This sense of everyday living made glamourous and aspirational also peeks through on Gentle Is My Love, another strings-laden album which Wilson recorded in 1965. Even as the arrangements, this time by Sid Feller, best known for his long-running association with Ray Charles (of Feller, Charles once said “if they call me a genius, Sid Feller is Einstein”), mine the same easy-listening vibe as on Hello Young Lovers, their very unobtrusiveness permits recognition of Wilson’s growth as a vocalist, particularly in her emotive power and her control of it. In this, it strikes me there is a parallel between Wilson and Barbra Streisand, especially on tracks like ‘If Love is Good to Me’ and ‘My One and Only Love’ where she glides over the melodies and summons moments of great power yet remains more solidly tethered to the ground than Babs perhaps. Until I had re-listened to both albums featured in this essay, it’s not a connection that I had appreciated or even, more frankly, had expected. But give a good listen to her phrasing on ‘Funnier Than Funny’ on top of a marvelous Feller arrangement—pure sixties cocktail hour—and wonder who was influencing whom.

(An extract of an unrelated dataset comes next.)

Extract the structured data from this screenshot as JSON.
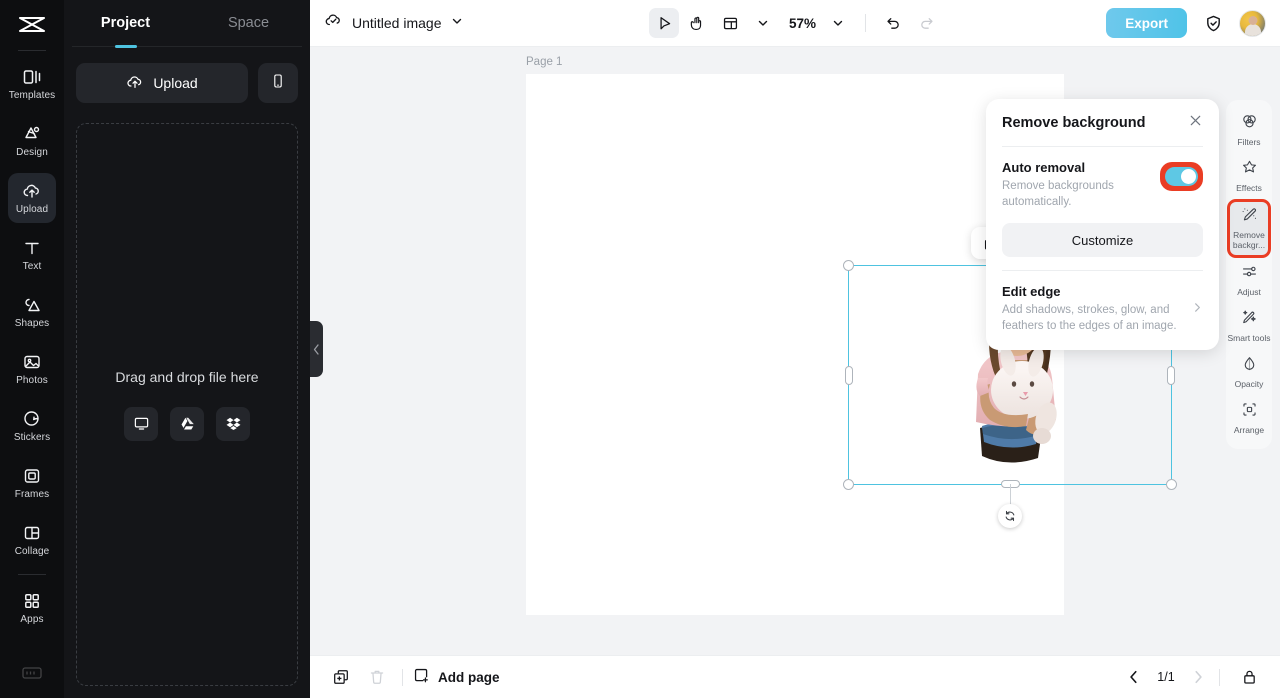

Gentle Is My Love is an intriguing program of standards and more contemporary material full of the Wilson touch, moments of sui generis phrasing (the bluesy interjection of “I only know what I know’ on Sammy Cahn and Jule Styne’s ‘Time After Time’ and the pauses throughout “beg, steal and borrow” on ‘Who Can I Turn To?’), heart-fluttering endings (the title track most of all) and interpretations of deep and thoughtful consideration.
‘More’ (which was initially included on Wilson’s 1963 album Hollywood - My Way) is a song in which swagger often trumps the sentiment of the lyrics. Not so with Wilson who slows the tempo down and provides a counterargument to those who may feel the song is just a bunch of saccharine goo. An equally engrossing performance is offered on the album closer ‘What He Makes Music.’ Both that and ‘More’ happily feature obbligatos by tenor great Eddie “Lockjaw” Davis.
It’s also Davis wailing behind Wilson, two years later, on her version of Bobbie Gentry’s ‘Ode to Billy Joe.’ Swapping out the Southern gothic minimalism of Gentry’s recording for something more northern and urban—credit arranger Oliver Nelson here as well as drummer Shelly Manne, who establishes a groove that is firmly in the space between jazz and funk—it is an incredible demonstration of Wilson’s primacy as a singer of songs. As she remarked to writer Marc Myers in 2010, “If the lyrics and melody please me, that should be the only criteria for what I choose to sing.” And indeed, the power of interpretation, to add one’s imprimatur to a song, is what a singer’s art is all about.
Wilson had that in droves, both in the sixties and on that January Saturday in 2008 in Toronto when she bore her sadness unfiltered on the stage. Nancy Wilson was a song stylist supreme.